Powrozek TA, Olson EC. Ethanol-induced disruption of Golgi apparatus morphology, primary neurite number and cellular orientation in developing cortical neurons. Alcohol. 2012 Nov;46(7):619-27. doi: 10.1016/j.alcohol.2012.07.003. Epub 2012 Jul 25.PMID:22840816

O'Dell RS, Ustine CJ, Cameron DA, Lawless SM, Williams RM, Zipfel WR, Olson EC. Layer 6 cortical neurons require Reelin-Dab1 signaling for cellular orientation, Golgi deployment, and directed neurite growth into the marginal zone. Neural Dev. 2012 Jul 7;7:25. doi: 10.1186/1749-8104-7-25.PMID:22770513 (Highly Accessed)

Cameron DA, Middleton FA, Chenn A, Olson EC. Hierarchical clustering of gene expression patterns in the Eomes + lineage of excitatory neurons during early neocortical development. BMC Neurosci. 2012 Aug 1;13:90. doi: 10.1186/1471-2202-13-90.PMID:22852769 (Highly Accessed)

Matsuki T, Matthews RT, Cooper JA, van der Brug MP, Cookson MR, Hardy JA, Olson EC, Howell BW. Reelin and stk25 have opposing roles in neuronal polarization and dendritic Golgi deployment. Cell. 2010 Nov 24;143(5):826-36. doi: 10.1016/j.cell.2010.10.029.PMID:21111240

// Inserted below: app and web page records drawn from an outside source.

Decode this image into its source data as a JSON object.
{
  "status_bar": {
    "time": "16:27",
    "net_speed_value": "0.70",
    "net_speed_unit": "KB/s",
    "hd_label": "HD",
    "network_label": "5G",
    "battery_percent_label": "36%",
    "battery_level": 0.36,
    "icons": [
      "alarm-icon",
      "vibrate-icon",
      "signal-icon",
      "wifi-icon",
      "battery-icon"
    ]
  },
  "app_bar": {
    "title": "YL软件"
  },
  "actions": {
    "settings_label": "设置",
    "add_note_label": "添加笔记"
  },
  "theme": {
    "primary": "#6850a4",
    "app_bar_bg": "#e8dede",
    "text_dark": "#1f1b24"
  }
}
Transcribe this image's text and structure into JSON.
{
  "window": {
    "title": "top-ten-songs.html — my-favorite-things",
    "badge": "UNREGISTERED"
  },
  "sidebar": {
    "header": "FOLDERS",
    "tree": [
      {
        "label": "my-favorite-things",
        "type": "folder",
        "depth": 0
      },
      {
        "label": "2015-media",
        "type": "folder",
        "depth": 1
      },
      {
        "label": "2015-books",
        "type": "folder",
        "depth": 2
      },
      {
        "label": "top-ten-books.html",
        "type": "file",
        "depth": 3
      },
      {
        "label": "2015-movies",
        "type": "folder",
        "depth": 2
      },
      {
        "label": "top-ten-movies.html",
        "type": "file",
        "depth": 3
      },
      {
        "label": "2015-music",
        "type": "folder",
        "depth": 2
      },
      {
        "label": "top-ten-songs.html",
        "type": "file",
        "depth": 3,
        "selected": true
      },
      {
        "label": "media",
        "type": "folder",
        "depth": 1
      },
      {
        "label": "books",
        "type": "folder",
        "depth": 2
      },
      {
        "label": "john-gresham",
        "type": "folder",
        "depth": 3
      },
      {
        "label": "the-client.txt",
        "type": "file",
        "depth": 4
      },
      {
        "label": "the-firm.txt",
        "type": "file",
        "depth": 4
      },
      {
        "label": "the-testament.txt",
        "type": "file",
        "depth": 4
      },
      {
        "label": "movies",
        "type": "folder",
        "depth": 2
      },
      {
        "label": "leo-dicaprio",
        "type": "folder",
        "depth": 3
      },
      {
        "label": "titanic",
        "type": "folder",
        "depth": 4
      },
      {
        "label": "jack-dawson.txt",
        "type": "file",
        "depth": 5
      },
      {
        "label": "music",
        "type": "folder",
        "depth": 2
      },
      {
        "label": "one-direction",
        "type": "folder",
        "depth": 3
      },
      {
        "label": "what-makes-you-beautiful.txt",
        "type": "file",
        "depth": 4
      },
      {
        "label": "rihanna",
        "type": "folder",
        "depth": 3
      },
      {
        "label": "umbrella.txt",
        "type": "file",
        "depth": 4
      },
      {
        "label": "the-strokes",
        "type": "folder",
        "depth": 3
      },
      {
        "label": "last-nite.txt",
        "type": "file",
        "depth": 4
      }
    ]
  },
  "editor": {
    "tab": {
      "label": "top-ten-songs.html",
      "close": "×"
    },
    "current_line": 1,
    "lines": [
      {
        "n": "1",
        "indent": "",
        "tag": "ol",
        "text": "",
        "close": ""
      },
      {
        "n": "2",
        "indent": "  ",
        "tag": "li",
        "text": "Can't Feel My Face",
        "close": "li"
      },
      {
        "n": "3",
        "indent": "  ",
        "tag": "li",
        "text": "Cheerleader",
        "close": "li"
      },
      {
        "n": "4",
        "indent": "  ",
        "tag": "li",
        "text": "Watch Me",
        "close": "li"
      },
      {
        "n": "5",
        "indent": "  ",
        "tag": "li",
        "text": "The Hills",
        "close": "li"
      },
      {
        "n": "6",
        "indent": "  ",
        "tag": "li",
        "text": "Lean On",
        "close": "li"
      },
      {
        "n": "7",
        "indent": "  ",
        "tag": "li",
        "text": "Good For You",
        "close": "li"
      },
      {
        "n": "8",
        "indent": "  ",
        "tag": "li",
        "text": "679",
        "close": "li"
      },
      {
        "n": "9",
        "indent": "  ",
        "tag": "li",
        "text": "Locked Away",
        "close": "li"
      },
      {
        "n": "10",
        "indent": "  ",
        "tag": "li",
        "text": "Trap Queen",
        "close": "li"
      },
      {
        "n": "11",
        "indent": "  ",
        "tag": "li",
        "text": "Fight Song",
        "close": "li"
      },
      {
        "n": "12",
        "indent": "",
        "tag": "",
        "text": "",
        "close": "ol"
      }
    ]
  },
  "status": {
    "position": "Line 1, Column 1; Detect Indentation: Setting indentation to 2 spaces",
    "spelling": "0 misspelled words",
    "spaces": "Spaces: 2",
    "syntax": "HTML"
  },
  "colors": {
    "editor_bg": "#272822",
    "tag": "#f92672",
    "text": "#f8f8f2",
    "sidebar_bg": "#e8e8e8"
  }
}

Mutch CA, Schulte JD, Olson E, Chenn A. Beta-catenin signaling negatively regulates intermediate progenitor population numbers in the developing cortex. PLoS One. 2010 Aug 25;5(8):e12376. doi: 10.1371/journal.pone.0012376.PMID:20811503

Nichols AJ, Olson EC. Reelin promotes neuronal orientation and dendritogenesis during preplate splitting. Cereb Cortex. 2010 Sep;20(9):2213-23. doi: 10.1093/cercor/bhp303. Epub 2010 Jan 11.PMID:20064940